The Sakizaya people of Taiwan’s Hualian County want to be officially recognized as a tribe and registered their application with the government’s Council of Indigenous Peoples on Thursday, according to an article in the Taipei Times. Among their claims in support of their application is that they have a separate language from that of the Amis, a tribe they have lived among since the nineteenth century. A few examples of words are given in the final paragraph.
“According to how we handled this kind of application before, historians will analyze their [Sakizaya people] language, history and the locations where they are residing now, before we approve their application,” said Walis Pelin (瓦歷斯貝林), council chairman.
According to the council, Sakizaya tribe chief Hsu Cheng-wan (徐成丸) led a group of 100 Sakizaya people from Hualien county early yesterday morning and arrived at the council in the afternoon to deliver their application in person….
According to Hsu, currently, the “Sakizaya” people are classified as a part of the Amis tribe. But, the Sakizaya language and Amis language are two totally different languages, and both have individual historical backgrounds as well.

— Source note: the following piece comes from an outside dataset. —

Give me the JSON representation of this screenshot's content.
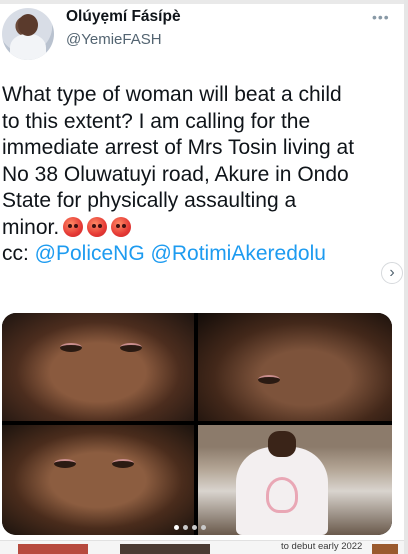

In 1878, when Taiwan was under the rule of the Qing Dynasty, Sakizaya people were slaughtered by Qing troops, so most Sakizaya people tried to escape from the Qing soldiers’ pursuit by changing their names and they have hidden themselves among the Amis tribe ever since. Up until today, most Sakizaya people can speak Amis language fluently, since the two tribes have been merged for more than a century.
I would hope that many people can still speak Amis fluently. But the sad fact is that many of the languages of Taiwan’s tribes are dying out.

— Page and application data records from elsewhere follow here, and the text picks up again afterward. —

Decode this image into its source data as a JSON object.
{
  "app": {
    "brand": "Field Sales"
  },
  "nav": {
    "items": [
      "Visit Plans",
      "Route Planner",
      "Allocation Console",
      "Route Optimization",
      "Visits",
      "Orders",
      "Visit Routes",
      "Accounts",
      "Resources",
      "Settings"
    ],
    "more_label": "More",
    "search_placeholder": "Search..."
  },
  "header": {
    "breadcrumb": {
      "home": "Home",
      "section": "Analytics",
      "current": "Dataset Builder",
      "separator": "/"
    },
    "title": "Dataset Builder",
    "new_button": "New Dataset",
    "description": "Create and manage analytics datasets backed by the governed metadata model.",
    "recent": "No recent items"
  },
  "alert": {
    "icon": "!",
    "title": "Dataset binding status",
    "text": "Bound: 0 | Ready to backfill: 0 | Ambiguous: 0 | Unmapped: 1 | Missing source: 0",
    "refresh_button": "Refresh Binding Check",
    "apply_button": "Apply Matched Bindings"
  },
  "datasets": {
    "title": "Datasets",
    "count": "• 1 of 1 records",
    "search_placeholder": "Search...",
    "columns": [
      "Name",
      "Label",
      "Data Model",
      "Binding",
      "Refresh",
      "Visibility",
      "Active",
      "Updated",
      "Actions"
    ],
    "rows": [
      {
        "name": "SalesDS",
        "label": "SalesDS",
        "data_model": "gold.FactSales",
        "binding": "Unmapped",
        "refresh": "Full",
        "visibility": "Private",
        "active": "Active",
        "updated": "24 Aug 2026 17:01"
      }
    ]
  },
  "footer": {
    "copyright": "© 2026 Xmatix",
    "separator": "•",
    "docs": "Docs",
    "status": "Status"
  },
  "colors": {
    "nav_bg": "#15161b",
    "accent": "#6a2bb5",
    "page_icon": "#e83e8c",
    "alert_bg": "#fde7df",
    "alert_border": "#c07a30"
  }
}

After the Chinese Nationalist Party (KMT) government recovered Taiwan from the Japanese in 1945, the Sakizaya have never been “independent,” and have always been regarded as a part of the Amis since there were more Amis people than Sakizaya people.
“But, we are still so different in many ways, in terms of language, culture, ways of living, etc.,” Hsu said. “Taiwan’s indigenous tribes are all unique minorities in this country, but we are all the original residents of the island. Every tribe is special and so are we.”

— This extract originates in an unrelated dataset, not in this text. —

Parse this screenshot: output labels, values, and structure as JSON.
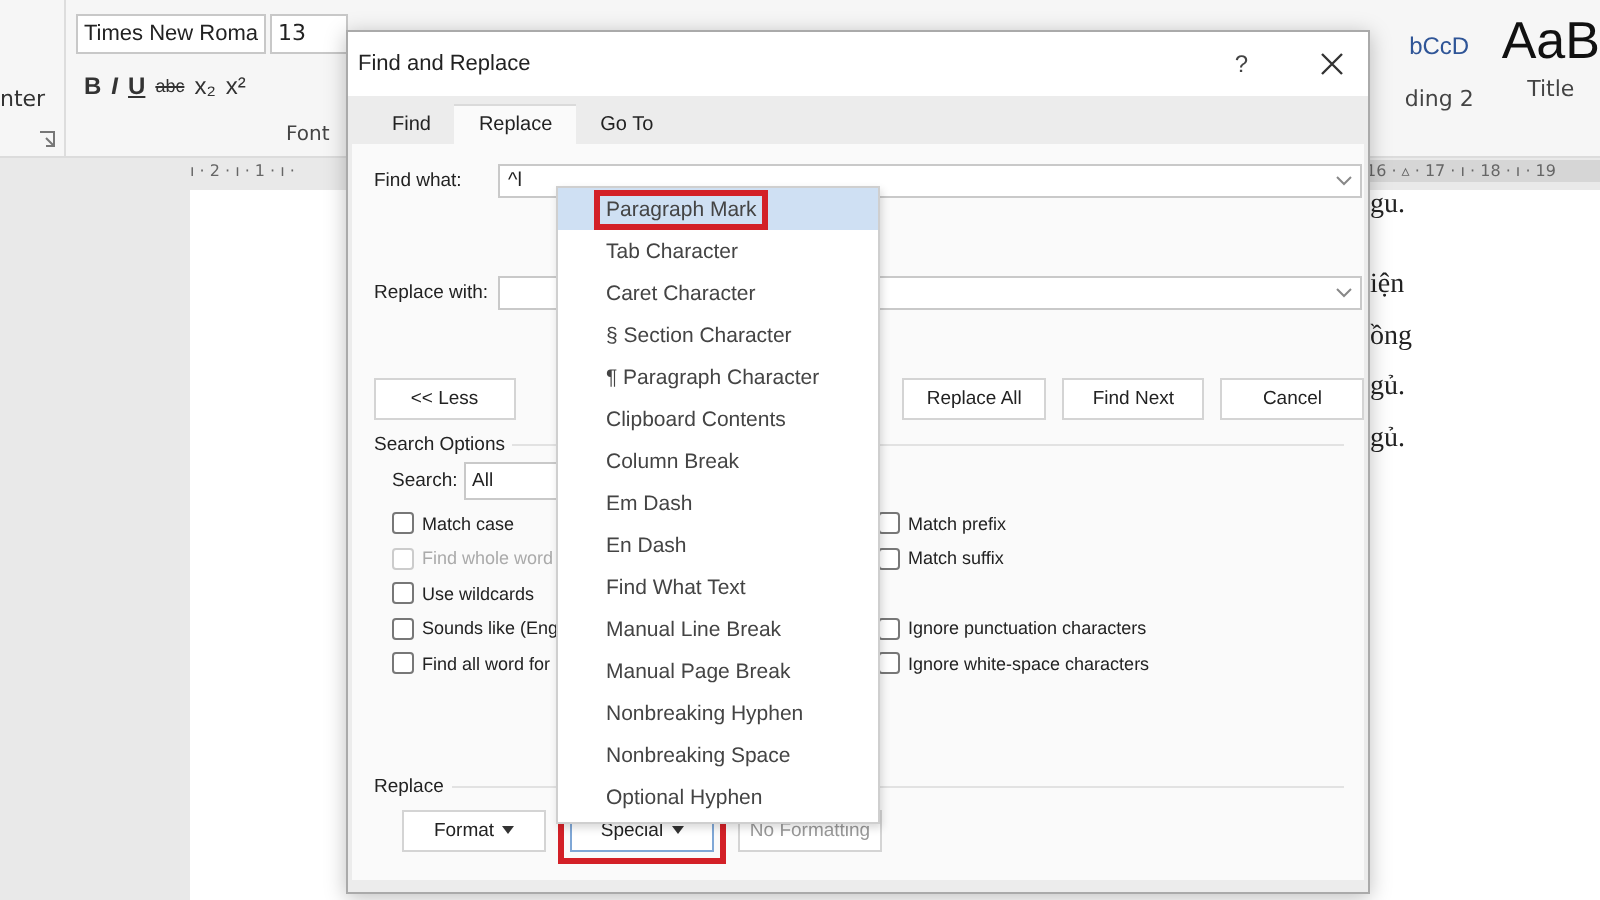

“For instance, we call clothes zigut but Amis people call them zui. We call a cow an but Amis people call it lalaba.”
source: Tribe wants official recognition, Taipei Times, Friday, October 14, 2005